Tuesday, May 26, 2015

Filling His Bucket and Dealing With Anger

A few funny anecdotes from my youngest son, Bubba J.

Yesterday, I took my youngest son with me on some after school errands because he gets awfully cranky and I wanted to make it easier for my oldest son to watch the other kids. Bubba J asked why he was going with me and I said that he was often cranky after school and it would be easier for everyone. He said, in a very serious tone, "I have a lot of anger inside me." When I asked why, he said, "My sister makes annoying sounds and they make me very angry." I chuckled and left it at that. The next morning, my daughter was whining/crying because she wasn't feeling well. I asked her to calm down and stop crying so she could eat. She stopped and Bubba J said to her in a very kind voice, " Thank you for stopping. You were starting to fill me up with anger."

After Bubba J helped me with my errands yesterday, he said, "I was a good helper today. I filled up your bucket." I thought he was talking about a literal bucket and asked him what he meant. He explained to me that at school they talk about filling their invisible buckets with good deeds and kindness. Since then, we have talked about how we fill up each other's buckets. I love that he is so aware of how he feels and also wants to feel good. He is also aware of what helps him feel good. He is so self-aware.

The last incident made me a little grumpy but later made me laugh. One morning, my older son, T, was having a hard time getting out the door. He frequently gets distracted and constantly needs to be redirected. I lost my temper and shouted at him to leave. After he walked out the door, Bubba J turned to me and said, in a gentle voice, "Mommy, if you would speak to T in a gentle, soft voice, he would listen better." I guess he missed the part where I had talked to his brother that way. However, he was right. My five year old is very wise and many of his gentle ways make a big difference in our family.


Monday, May 11, 2015

Mothering Happy Moments

I've read a few articles here and there about how the rewards of parenting are vague and are long-term. The other surprise is that parenting makes you less happy than your childless peers. I suppose this can be true. There are times when I feel profoundly unhappy being a parent--when the demands of six kids are overwhelming and my house feels like a cesspit of disgusting crap. That is usually temporary. I disagree that most of the rewards of parenting don't come until later. Here are some of the rewards and happy moments I experienced in the the last few days.

My baby woke up with a howl but as soon as I picked her up, she quieted. She patted my shoulder and snuggled me for a good 10 minutes. I don't know about you, but snuggles from a baby are probably better than the best dark chocolate around for calming my stress and making me feel happier.
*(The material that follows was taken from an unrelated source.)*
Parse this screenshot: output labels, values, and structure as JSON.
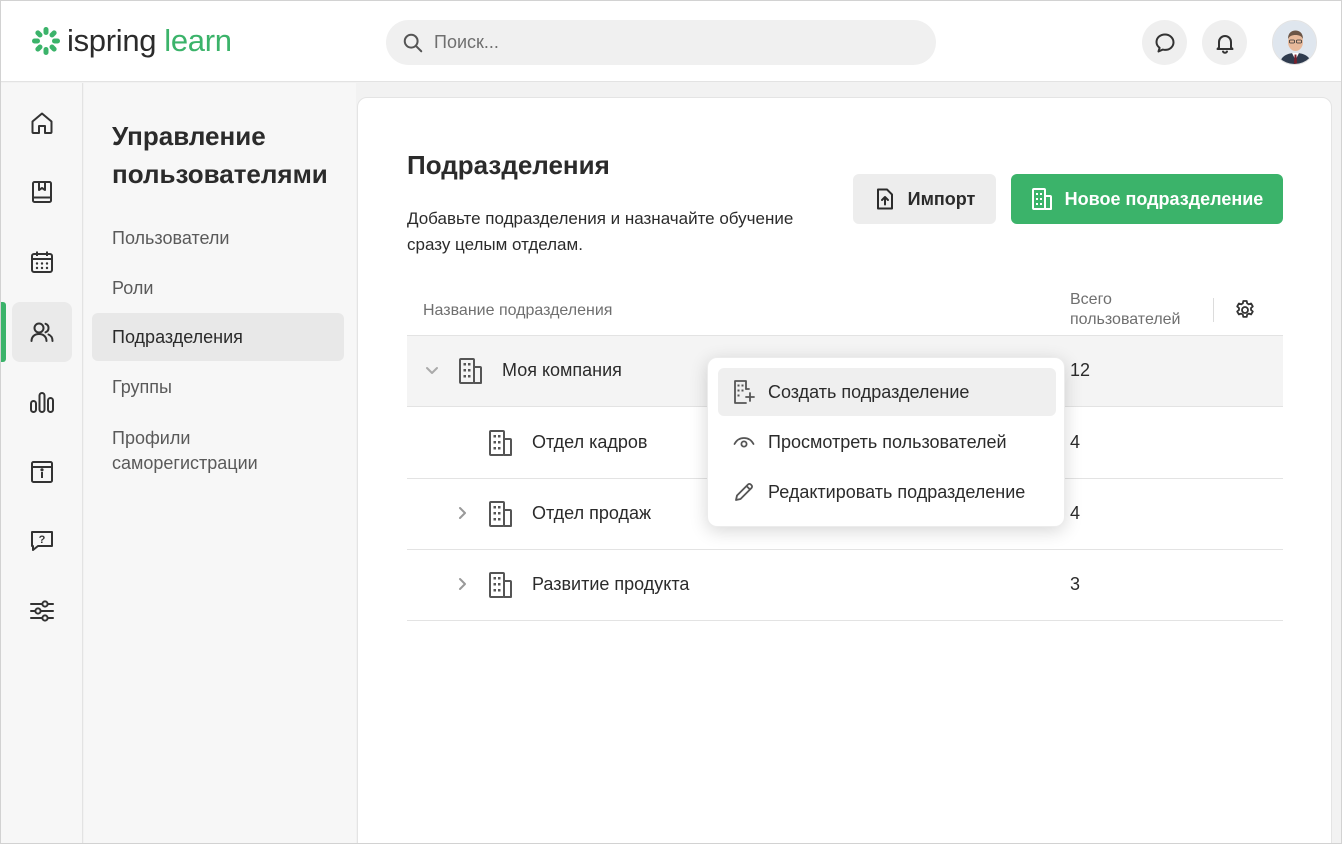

My 13-year old son raced frantically through the house trying to find his track shirt this morning. The frantic rush made me mad because I hate the last minute dash. It's stressful. However, my son's commitment and effort in track make me very proud. My son is a little guy who isn't super athletic. He also has some serious struggles with ADHD. He is the slowest kid on the race track, but he doesn't give up. He doesn't think he is a failure because he is always last- he just keeps trying. I couldn't be prouder of his effort and dedication. He doesn't have to win--because I think he has already won the real race.
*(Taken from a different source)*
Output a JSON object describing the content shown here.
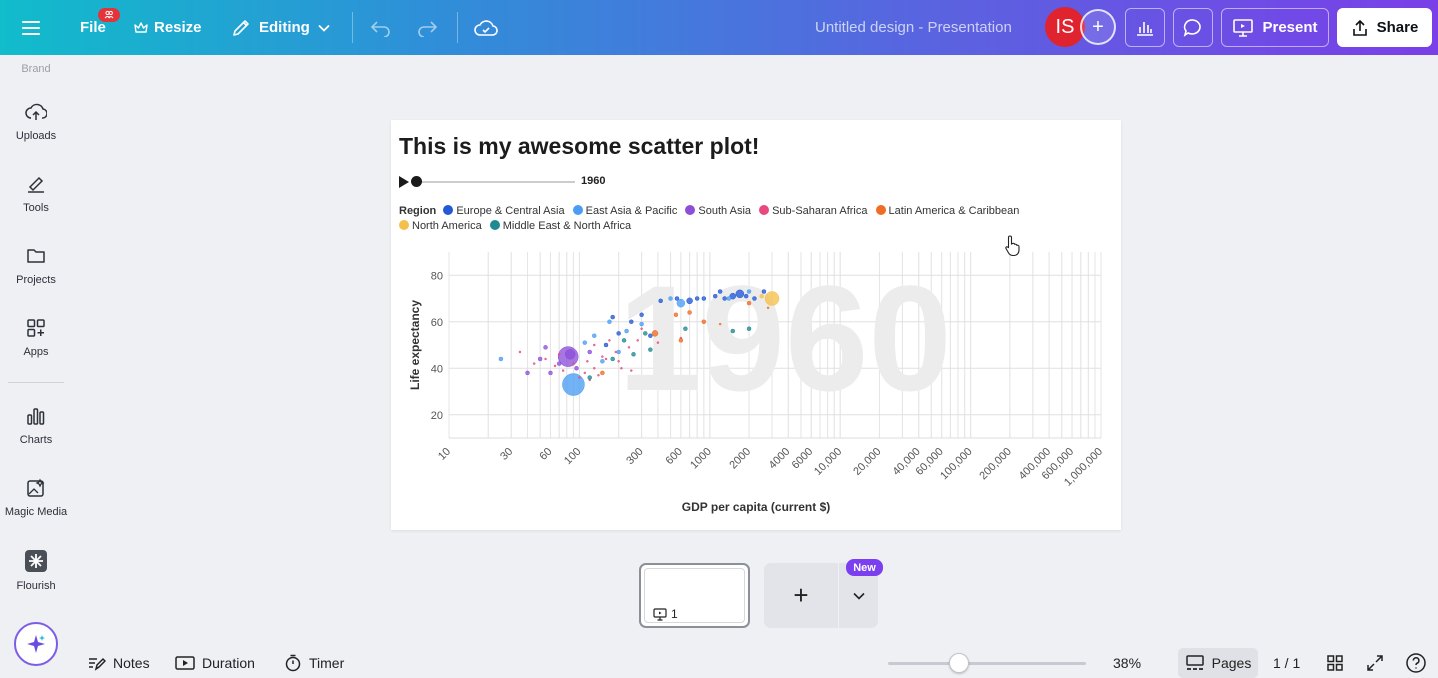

My oldest son is probably one of the most interesting people to talk to that I know. He and his little brother argue a lot, which is challenging. However, the other night as we drove home from a church activity, he told me how protective he feels of his little brother. He said that some kids were making rude remarks about his brother on the track the other day. Then he said, "but don't worry, Mom. I got them back." He discovered they were cheating on some assignments and tipped off a teacher. I'm not sure how to feel about the business of revenge, but I do appreciate that he cares about his brother and found a way to defend him.
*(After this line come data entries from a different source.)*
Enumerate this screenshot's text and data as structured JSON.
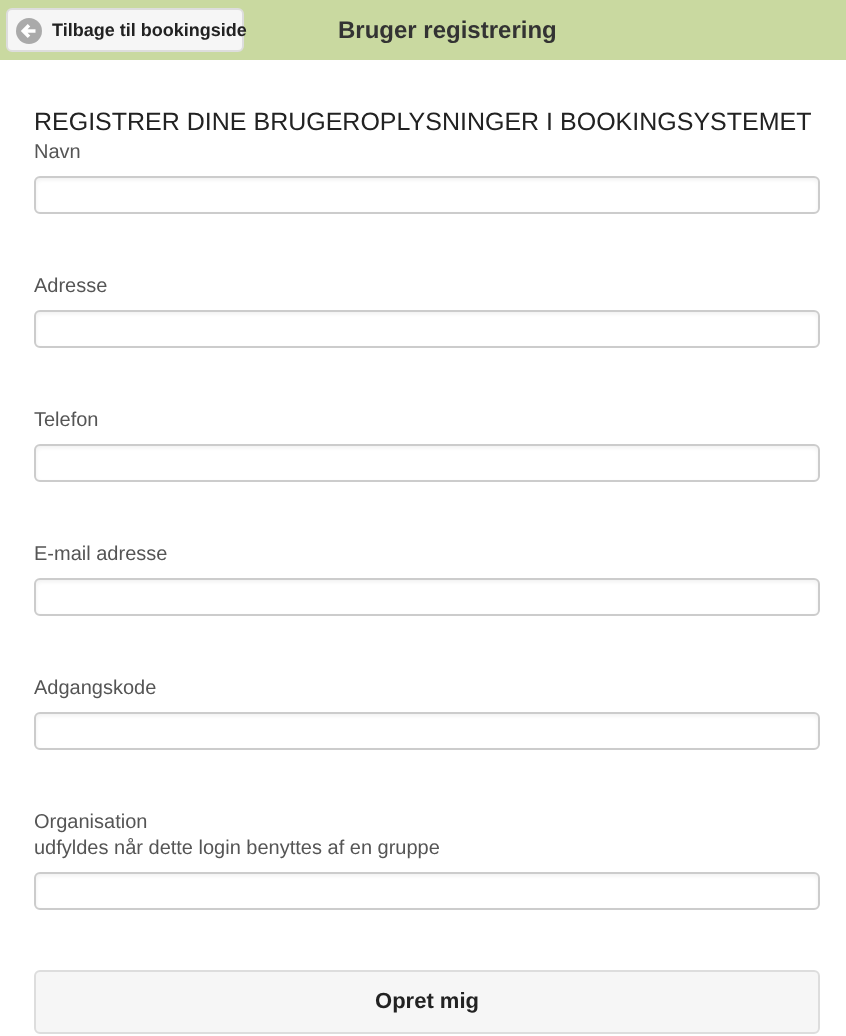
{
  "header": {
    "back_button": "Tilbage til bookingside",
    "title": "Bruger registrering"
  },
  "form": {
    "heading": "REGISTRER DINE BRUGEROPLYSNINGER I BOOKINGSYSTEMET",
    "fields": [
      {
        "label": "Navn"
      },
      {
        "label": "Adresse"
      },
      {
        "label": "Telefon"
      },
      {
        "label": "E-mail adresse"
      },
      {
        "label": "Adgangskode"
      },
      {
        "label": "Organisation",
        "hint": "udfyldes når dette login benyttes af en gruppe"
      }
    ],
    "submit": "Opret mig"
  }
}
My third son makes me happy frequently. He is really good with his hands and loves knitting. It is calming for him. At church he knits away during sacrament meeting which is great and a lot more peaceful that his earlier antics. This week he received the Student of the Week award in his class. This is a big deal because my son has a reputation for being a smart alec and was on the no-waffle list for several weeks because of his antics. Not my proudest mom moment. The reason this is so awesome is that he recognized that he needed to do better and he worked on it himself--without my interference.

My daughter made me a card and song telling me how much she loves me. I am so proud of who she is and is becoming.

My youngest son is always ready to give me hugs and kisses. He is plucky and hardworking. He is loving and kind.

Look, I'm the first one to tell you that mothering isn't all roses. It's messy, complicated, and difficult. However, I've lived long enough to know that the happiest and most joyful moments aren't the ones without struggle. I've learned to count the daily moments of sweetness and hold them high above the negative. I treasure the snuggles, the words of love, the laughs, the talks, and the moments of accomplishment. They overshadow the yucky bodily fluids, the messy bedrooms, the mounds of laundry, the endless meals, and the bickering. Maybe I sound like a Pollyanna, but I'll take it any day over the negative.